▸ **Directions**: All of the entries should be written out again exactly.

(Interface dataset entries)
+++
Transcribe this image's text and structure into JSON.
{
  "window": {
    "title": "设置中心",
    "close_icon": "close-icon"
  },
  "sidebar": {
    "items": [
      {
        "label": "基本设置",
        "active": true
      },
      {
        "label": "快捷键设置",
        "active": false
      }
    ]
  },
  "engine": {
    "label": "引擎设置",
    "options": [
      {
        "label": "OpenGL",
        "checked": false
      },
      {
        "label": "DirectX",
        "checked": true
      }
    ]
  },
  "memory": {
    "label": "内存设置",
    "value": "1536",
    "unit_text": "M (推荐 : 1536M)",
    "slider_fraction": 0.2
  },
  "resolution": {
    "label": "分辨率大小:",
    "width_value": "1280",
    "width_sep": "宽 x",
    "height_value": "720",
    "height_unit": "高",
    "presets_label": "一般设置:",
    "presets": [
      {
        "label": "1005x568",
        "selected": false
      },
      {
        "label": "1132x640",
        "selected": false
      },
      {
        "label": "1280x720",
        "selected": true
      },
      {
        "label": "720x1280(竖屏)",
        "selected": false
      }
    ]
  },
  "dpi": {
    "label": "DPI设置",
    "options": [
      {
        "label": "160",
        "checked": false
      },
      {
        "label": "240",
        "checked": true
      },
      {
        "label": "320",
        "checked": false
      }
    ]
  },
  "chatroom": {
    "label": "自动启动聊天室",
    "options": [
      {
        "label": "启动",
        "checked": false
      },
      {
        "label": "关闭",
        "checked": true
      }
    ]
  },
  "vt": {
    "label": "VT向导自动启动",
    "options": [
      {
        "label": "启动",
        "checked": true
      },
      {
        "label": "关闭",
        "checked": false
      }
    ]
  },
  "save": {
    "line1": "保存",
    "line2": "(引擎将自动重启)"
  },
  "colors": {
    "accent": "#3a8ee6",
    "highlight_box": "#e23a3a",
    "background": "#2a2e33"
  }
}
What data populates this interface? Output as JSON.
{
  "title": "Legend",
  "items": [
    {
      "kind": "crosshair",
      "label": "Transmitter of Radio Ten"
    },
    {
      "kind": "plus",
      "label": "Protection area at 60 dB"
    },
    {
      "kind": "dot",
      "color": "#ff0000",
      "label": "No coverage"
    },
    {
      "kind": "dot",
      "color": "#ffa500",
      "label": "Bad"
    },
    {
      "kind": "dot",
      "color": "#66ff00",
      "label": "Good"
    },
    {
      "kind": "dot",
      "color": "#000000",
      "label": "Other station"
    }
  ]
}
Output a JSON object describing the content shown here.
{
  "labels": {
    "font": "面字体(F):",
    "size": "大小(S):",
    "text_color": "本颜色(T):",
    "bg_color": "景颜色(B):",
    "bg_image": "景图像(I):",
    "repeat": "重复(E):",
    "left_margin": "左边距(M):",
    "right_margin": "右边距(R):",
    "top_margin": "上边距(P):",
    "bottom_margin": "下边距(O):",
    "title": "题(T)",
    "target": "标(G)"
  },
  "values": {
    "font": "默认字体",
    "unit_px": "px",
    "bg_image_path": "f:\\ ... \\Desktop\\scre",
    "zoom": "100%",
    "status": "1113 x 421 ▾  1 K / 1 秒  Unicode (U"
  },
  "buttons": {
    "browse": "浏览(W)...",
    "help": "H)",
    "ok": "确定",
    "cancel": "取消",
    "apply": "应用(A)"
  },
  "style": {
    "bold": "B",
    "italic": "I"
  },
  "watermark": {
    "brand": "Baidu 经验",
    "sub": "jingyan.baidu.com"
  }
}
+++
▸ **Reply to the task**:
Transcribe this image's text and structure into JSON.
{
  "window": {
    "title": "设置中心",
    "close_icon": "close-icon"
  },
  "sidebar": {
    "items": [
      {
        "label": "基本设置",
        "active": true
      },
      {
        "label": "快捷键设置",
        "active": false
      }
    ]
  },
  "engine": {
    "label": "引擎设置",
    "options": [
      {
        "label": "OpenGL",
        "checked": false
      },
      {
        "label": "DirectX",
        "checked": true
      }
    ]
  },
  "memory": {
    "label": "内存设置",
    "value": "1536",
    "unit_text": "M (推荐 : 1536M)",
    "slider_fraction": 0.2
  },
  "resolution": {
    "label": "分辨率大小:",
    "width_value": "1280",
    "width_sep": "宽 x",
    "height_value": "720",
    "height_unit": "高",
    "presets_label": "一般设置:",
    "presets": [
      {
        "label": "1005x568",
        "selected": false
      },
      {
        "label": "1132x640",
        "selected": false
      },
      {
        "label": "1280x720",
        "selected": true
      },
      {
        "label": "720x1280(竖屏)",
        "selected": false
      }
    ]
  },
  "dpi": {
    "label": "DPI设置",
    "options": [
      {
        "label": "160",
        "checked": false
      },
      {
        "label": "240",
        "checked": true
      },
      {
        "label": "320",
        "checked": false
      }
    ]
  },
  "chatroom": {
    "label": "自动启动聊天室",
    "options": [
      {
        "label": "启动",
        "checked": false
      },
      {
        "label": "关闭",
        "checked": true
      }
    ]
  },
  "vt": {
    "label": "VT向导自动启动",
    "options": [
      {
        "label": "启动",
        "checked": true
      },
      {
        "label": "关闭",
        "checked": false
      }
    ]
  },
  "save": {
    "line1": "保存",
    "line2": "(引擎将自动重启)"
  },
  "colors": {
    "accent": "#3a8ee6",
    "highlight_box": "#e23a3a",
    "background": "#2a2e33"
  }
}
What data populates this interface? Output as JSON.
{
  "title": "Legend",
  "items": [
    {
      "kind": "crosshair",
      "label": "Transmitter of Radio Ten"
    },
    {
      "kind": "plus",
      "label": "Protection area at 60 dB"
    },
    {
      "kind": "dot",
      "color": "#ff0000",
      "label": "No coverage"
    },
    {
      "kind": "dot",
      "color": "#ffa500",
      "label": "Bad"
    },
    {
      "kind": "dot",
      "color": "#66ff00",
      "label": "Good"
    },
    {
      "kind": "dot",
      "color": "#000000",
      "label": "Other station"
    }
  ]
}
Output a JSON object describing the content shown here.
{
  "labels": {
    "font": "面字体(F):",
    "size": "大小(S):",
    "text_color": "本颜色(T):",
    "bg_color": "景颜色(B):",
    "bg_image": "景图像(I):",
    "repeat": "重复(E):",
    "left_margin": "左边距(M):",
    "right_margin": "右边距(R):",
    "top_margin": "上边距(P):",
    "bottom_margin": "下边距(O):",
    "title": "题(T)",
    "target": "标(G)"
  },
  "values": {
    "font": "默认字体",
    "unit_px": "px",
    "bg_image_path": "f:\\ ... \\Desktop\\scre",
    "zoom": "100%",
    "status": "1113 x 421 ▾  1 K / 1 秒  Unicode (U"
  },
  "buttons": {
    "browse": "浏览(W)...",
    "help": "H)",
    "ok": "确定",
    "cancel": "取消",
    "apply": "应用(A)"
  },
  "style": {
    "bold": "B",
    "italic": "I"
  },
  "watermark": {
    "brand": "Baidu 经验",
    "sub": "jingyan.baidu.com"
  }
}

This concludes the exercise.